(EXTRACTED ENTRIES begins)
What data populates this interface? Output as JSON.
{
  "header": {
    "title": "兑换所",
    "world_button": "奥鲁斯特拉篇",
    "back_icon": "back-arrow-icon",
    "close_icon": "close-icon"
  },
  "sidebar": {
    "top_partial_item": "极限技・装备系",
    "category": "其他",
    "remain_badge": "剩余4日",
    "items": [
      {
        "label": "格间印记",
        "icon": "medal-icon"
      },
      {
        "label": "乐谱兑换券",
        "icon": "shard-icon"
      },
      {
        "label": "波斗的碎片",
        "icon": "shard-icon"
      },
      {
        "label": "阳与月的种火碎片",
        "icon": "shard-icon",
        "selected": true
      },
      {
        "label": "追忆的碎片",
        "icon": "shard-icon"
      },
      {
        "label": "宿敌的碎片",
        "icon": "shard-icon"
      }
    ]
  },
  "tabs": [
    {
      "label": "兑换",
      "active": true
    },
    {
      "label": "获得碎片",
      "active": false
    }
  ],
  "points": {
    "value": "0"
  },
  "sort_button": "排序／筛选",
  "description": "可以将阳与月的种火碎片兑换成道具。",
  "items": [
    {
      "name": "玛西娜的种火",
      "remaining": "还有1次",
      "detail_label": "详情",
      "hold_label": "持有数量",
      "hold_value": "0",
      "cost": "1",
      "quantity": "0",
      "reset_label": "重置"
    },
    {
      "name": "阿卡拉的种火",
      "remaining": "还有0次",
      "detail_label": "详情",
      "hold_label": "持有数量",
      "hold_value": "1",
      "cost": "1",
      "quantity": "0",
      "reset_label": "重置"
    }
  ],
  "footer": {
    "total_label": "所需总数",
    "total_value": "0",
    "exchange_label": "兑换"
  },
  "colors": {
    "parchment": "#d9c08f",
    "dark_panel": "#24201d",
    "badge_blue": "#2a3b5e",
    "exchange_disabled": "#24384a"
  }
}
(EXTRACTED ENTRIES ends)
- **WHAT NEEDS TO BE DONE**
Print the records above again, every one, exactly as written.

- **OUTPUT BELOW**
What data populates this interface? Output as JSON.
{
  "header": {
    "title": "兑换所",
    "world_button": "奥鲁斯特拉篇",
    "back_icon": "back-arrow-icon",
    "close_icon": "close-icon"
  },
  "sidebar": {
    "top_partial_item": "极限技・装备系",
    "category": "其他",
    "remain_badge": "剩余4日",
    "items": [
      {
        "label": "格间印记",
        "icon": "medal-icon"
      },
      {
        "label": "乐谱兑换券",
        "icon": "shard-icon"
      },
      {
        "label": "波斗的碎片",
        "icon": "shard-icon"
      },
      {
        "label": "阳与月的种火碎片",
        "icon": "shard-icon",
        "selected": true
      },
      {
        "label": "追忆的碎片",
        "icon": "shard-icon"
      },
      {
        "label": "宿敌的碎片",
        "icon": "shard-icon"
      }
    ]
  },
  "tabs": [
    {
      "label": "兑换",
      "active": true
    },
    {
      "label": "获得碎片",
      "active": false
    }
  ],
  "points": {
    "value": "0"
  },
  "sort_button": "排序／筛选",
  "description": "可以将阳与月的种火碎片兑换成道具。",
  "items": [
    {
      "name": "玛西娜的种火",
      "remaining": "还有1次",
      "detail_label": "详情",
      "hold_label": "持有数量",
      "hold_value": "0",
      "cost": "1",
      "quantity": "0",
      "reset_label": "重置"
    },
    {
      "name": "阿卡拉的种火",
      "remaining": "还有0次",
      "detail_label": "详情",
      "hold_label": "持有数量",
      "hold_value": "1",
      "cost": "1",
      "quantity": "0",
      "reset_label": "重置"
    }
  ],
  "footer": {
    "total_label": "所需总数",
    "total_value": "0",
    "exchange_label": "兑换"
  },
  "colors": {
    "parchment": "#d9c08f",
    "dark_panel": "#24201d",
    "badge_blue": "#2a3b5e",
    "exchange_disabled": "#24384a"
  }
}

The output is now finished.